> [Exercise]
What you return must be every line below that includes the word "name".

═════ Material supplied

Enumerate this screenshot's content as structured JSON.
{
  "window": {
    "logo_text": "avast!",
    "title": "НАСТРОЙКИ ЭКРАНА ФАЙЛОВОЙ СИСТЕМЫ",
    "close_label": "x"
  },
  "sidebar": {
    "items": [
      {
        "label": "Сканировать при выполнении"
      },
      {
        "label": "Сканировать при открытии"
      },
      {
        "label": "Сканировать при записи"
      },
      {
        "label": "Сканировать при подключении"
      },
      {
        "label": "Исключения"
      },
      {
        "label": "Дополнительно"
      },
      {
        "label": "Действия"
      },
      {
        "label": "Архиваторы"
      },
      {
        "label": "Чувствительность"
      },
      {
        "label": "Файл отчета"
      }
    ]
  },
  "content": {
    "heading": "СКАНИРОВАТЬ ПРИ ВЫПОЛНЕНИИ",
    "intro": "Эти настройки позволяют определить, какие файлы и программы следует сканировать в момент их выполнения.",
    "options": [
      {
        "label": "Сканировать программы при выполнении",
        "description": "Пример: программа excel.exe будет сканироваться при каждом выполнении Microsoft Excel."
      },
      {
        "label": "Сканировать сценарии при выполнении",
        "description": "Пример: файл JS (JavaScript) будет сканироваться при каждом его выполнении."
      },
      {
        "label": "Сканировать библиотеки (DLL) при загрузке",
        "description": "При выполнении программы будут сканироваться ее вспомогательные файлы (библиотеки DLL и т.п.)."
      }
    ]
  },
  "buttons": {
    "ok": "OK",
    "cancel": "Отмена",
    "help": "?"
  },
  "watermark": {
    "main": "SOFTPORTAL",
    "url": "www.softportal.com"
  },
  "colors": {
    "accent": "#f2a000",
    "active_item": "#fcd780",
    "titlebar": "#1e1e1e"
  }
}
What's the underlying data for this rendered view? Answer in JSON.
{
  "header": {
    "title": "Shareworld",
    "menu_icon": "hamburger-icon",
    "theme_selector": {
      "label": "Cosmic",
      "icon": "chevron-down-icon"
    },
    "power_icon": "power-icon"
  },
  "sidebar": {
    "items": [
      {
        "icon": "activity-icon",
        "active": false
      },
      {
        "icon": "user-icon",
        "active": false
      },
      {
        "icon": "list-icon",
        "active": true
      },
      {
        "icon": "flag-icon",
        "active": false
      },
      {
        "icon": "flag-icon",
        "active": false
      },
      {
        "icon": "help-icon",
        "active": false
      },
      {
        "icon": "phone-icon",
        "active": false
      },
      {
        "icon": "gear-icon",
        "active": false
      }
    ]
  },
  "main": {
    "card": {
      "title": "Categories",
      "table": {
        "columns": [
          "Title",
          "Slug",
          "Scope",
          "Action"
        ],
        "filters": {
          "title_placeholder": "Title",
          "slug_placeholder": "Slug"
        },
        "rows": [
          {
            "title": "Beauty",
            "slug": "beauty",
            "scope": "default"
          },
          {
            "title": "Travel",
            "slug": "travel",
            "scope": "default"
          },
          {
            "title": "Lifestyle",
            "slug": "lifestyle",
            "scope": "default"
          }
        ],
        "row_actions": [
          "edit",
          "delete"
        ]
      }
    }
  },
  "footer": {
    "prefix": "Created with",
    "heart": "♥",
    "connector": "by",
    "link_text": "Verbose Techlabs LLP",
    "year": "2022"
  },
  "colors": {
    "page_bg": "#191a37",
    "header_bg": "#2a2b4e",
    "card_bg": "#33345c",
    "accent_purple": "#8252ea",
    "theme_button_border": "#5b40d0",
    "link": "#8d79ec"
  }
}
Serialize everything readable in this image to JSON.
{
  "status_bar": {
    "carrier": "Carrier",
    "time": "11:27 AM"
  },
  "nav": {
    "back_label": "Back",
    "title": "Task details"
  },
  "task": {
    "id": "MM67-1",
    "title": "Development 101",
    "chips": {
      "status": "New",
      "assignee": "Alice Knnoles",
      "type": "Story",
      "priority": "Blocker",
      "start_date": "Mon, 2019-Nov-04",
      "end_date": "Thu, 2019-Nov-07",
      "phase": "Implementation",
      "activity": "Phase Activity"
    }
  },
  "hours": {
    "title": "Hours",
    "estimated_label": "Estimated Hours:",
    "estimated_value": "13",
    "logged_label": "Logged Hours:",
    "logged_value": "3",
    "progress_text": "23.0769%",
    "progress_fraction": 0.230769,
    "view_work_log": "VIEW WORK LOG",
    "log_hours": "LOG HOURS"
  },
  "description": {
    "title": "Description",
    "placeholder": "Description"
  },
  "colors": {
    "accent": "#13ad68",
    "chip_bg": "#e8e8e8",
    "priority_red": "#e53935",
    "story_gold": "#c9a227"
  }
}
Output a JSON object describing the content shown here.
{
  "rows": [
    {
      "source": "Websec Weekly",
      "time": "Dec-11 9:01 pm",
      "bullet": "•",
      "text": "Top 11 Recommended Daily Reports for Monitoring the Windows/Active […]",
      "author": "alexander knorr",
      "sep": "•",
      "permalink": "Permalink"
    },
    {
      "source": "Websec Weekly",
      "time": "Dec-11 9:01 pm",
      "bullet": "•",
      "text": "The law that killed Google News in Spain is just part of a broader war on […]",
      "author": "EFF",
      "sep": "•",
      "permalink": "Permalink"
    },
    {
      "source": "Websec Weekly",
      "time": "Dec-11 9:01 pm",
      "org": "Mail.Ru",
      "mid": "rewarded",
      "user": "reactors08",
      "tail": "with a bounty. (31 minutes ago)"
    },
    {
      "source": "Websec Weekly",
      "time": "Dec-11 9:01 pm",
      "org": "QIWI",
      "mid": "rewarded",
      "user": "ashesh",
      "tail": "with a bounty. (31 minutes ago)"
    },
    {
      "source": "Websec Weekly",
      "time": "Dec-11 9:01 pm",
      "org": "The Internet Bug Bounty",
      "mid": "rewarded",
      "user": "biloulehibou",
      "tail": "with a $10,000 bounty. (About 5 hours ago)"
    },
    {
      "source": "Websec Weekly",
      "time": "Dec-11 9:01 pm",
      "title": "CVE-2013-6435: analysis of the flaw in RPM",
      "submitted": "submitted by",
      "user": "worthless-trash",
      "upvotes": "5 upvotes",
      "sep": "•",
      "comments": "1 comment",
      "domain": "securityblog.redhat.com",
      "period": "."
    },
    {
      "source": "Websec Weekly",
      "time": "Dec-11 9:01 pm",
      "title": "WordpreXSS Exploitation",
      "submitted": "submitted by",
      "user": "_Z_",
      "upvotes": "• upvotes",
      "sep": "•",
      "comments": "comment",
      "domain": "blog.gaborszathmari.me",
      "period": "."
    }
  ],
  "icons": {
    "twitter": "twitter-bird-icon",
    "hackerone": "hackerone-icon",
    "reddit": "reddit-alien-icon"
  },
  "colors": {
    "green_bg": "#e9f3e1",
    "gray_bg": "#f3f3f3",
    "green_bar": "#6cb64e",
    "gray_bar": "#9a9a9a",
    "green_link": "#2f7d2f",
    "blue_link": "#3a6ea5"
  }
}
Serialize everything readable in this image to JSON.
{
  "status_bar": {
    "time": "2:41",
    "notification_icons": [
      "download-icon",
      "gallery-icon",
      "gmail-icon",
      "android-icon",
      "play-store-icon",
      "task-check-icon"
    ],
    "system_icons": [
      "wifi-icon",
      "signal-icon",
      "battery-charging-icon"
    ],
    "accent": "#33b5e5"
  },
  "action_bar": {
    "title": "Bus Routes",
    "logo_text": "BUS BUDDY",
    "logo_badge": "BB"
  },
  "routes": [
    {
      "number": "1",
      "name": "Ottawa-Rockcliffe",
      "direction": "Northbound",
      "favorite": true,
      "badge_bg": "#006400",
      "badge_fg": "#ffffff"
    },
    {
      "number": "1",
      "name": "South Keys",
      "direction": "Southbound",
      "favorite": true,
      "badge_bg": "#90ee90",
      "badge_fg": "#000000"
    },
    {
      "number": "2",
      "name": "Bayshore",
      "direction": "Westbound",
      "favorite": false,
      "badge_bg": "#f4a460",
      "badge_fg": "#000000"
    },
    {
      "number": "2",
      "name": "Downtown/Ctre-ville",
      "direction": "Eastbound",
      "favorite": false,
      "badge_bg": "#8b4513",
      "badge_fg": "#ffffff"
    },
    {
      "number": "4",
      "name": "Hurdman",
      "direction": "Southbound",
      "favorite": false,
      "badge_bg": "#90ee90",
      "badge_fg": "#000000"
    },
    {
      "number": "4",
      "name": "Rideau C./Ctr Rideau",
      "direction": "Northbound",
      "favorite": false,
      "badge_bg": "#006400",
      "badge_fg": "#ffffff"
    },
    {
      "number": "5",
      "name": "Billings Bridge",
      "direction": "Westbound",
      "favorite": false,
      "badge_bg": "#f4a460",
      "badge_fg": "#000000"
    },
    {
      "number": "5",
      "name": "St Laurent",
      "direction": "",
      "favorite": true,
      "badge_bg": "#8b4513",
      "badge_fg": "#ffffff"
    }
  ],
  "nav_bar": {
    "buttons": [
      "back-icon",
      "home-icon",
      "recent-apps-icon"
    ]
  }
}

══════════

> [Exercise output]
      "name": "Ottawa-Rockcliffe",
      "name": "South Keys",
      "name": "Bayshore",
      "name": "Downtown/Ctre-ville",
      "name": "Hurdman",
      "name": "Rideau C./Ctr Rideau",
      "name": "Billings Bridge",
      "name": "St Laurent",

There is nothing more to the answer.